Men Are Threatening to Boycott Gillette Over #MeToo Ad Calling On Them to Be Their 'Best'

A new Gillette ad challenging men to be "the best" they can be by combating toxic masculinity and setting a good example for young boys received widespread praise online—as well as a backlash.

The ad, which transformed the razor brand's slogan "The Best a Man Can Get" to "The Best Men Can Be," called on men to take responsibility in addressing issues of sexism, sexual harassment and assault and bullying in society.

Related: Rebecca Solnit, author and activist who saw #MeToo coming, calls for "revolution in masculinity"

"Bullying. The #MeToo movement against sexual harassment. Toxic masculinity. Is this the best a man can get? Is it?" the ad asked, before showing a montage of scenes depicting cyberbullying, sexual harassment and mansplaining in the boardroom.

"You can't hide from it. It's been going on far too long...making the same excuses," the voiceover said as a scene showed a group of men calling out, "Boys will be boys," followed by footage of two children wrestling on the ground and raising doubt over how the phrase perpetuates sexist stereotypes.

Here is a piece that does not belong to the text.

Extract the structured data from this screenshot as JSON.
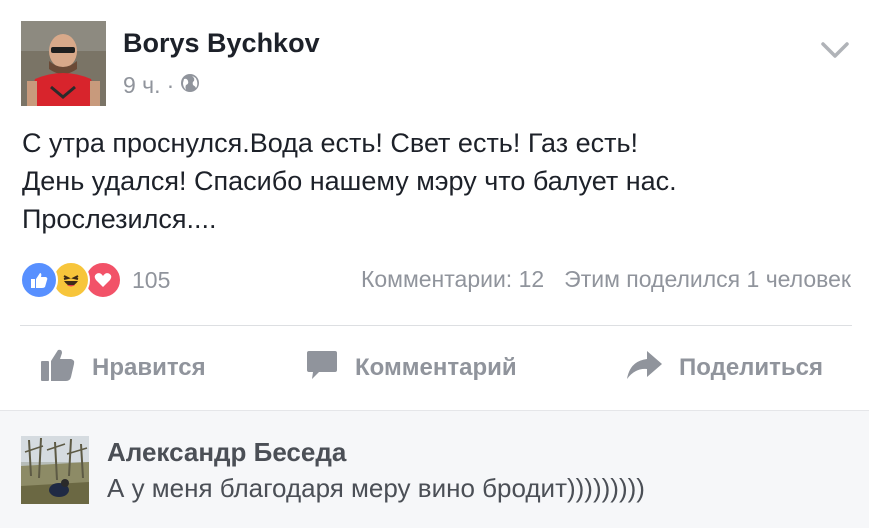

But, in the wake of the #MeToo movement, the ad suggested, "Something has finally changed and there will be no going back...because we, we believe in the best of men."

While the Gillette ad's creators might have been trying to appeal to "the best" in men, the commercial appeared to have drawn mixed reactions from men and women alike. On Youtube, the ad received 264,000 downvotes, compared with 41,000 upvotes as of Tuesday morning.

While some viewers, including Human Rights Campaign spokesperson Charlotte Clymer, embraced the ad as an "unexpectedly powerful and moving video" on toxic masculinity, others denounced it as an "exploitative" attempt to capitalize on an important movement. Some men have further vowed to boycott Gillette over what they consider to be an "assault on masculinity."

Among the strongest critics were British television personality Piers Morgan, who took to Twitter to rail against the ad: "I've used Gillette razors my entire life, but this absurd virtue-signalling PC guff may drive me away to a company less eager to fuel the current pathetic global assault on masculinity."

"Let boys be damn boys. Let men be damn men," Morgan wrote.

American Olympian Mark Schultz also appeared to have joined the boycott, calling on Twitter supporters to "BOYCOTT FEMINIST COMPANIES LIKE GILLETTE."

"Their razors are expensive," Schultz added. "Go to the dollar shave club or Harry's for way better deals."

Comedian Ricky Gervais also appeared to take a jab at the ad, tweeting: "I used to love beating up kids at barbecues. Now I realize that is wrong."

Meanwhile, others have accused Gillette of exploiting the #MeToo movement and called out the razor company for hypocrisy over its own "Venus" brand, which is targeted toward women.

"If @Gillette really wants to make a change, perhaps they could start by looking at their pink 'Venus' range for women that includes names like Passion and Embrace and costs more than the men's range for the same thing. Thanks," skincare expert Caroline Hirons tweeted.

Others argued that the ad is effective—precisely because it had attracted attention.

"That Gillette advert you think is good/ good marketing," tweeted Matt Kilcoyne, a communications head at British neoliberal think tank, the Adam Smith Institute, adding that the commercial "makes you talk about a brand that everyone had basically forgotten about."